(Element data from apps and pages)
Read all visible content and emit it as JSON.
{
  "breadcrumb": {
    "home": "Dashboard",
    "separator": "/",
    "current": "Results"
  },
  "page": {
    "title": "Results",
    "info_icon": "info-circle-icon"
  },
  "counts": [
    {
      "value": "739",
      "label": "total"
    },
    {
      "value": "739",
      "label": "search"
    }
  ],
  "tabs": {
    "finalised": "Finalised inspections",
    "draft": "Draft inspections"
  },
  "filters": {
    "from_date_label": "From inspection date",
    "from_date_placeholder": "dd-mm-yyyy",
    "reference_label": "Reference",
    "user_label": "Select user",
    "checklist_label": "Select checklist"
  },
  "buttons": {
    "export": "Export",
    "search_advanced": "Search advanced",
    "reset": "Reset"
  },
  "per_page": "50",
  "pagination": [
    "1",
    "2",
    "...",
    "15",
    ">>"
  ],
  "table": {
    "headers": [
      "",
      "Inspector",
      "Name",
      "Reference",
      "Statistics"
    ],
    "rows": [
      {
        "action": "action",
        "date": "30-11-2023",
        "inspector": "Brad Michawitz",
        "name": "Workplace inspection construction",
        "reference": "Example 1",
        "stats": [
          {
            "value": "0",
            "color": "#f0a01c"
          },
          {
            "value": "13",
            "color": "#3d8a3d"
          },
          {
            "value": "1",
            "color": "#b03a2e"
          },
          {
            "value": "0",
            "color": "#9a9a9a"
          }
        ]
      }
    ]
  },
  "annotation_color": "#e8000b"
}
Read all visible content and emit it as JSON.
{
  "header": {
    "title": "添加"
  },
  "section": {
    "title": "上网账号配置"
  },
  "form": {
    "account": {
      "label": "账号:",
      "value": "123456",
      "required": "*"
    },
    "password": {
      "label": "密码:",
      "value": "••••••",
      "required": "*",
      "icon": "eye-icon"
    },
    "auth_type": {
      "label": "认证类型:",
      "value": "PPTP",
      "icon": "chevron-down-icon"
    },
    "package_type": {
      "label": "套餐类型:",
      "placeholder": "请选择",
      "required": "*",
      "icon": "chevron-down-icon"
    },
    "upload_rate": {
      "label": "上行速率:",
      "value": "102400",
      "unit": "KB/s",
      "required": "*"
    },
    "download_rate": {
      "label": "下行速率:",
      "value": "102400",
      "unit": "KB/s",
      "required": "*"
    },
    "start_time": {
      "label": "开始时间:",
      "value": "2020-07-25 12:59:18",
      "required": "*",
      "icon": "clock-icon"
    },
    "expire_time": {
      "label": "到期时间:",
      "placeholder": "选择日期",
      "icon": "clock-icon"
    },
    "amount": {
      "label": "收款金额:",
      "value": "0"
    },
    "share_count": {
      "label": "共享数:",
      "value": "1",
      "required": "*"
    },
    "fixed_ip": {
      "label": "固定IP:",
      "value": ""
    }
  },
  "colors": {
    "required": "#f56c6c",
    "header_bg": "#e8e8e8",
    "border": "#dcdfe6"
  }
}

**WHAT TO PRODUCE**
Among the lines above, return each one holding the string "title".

**ANSWER BOX**
    "title": "Results",
    "title": "添加"
    "title": "上网账号配置"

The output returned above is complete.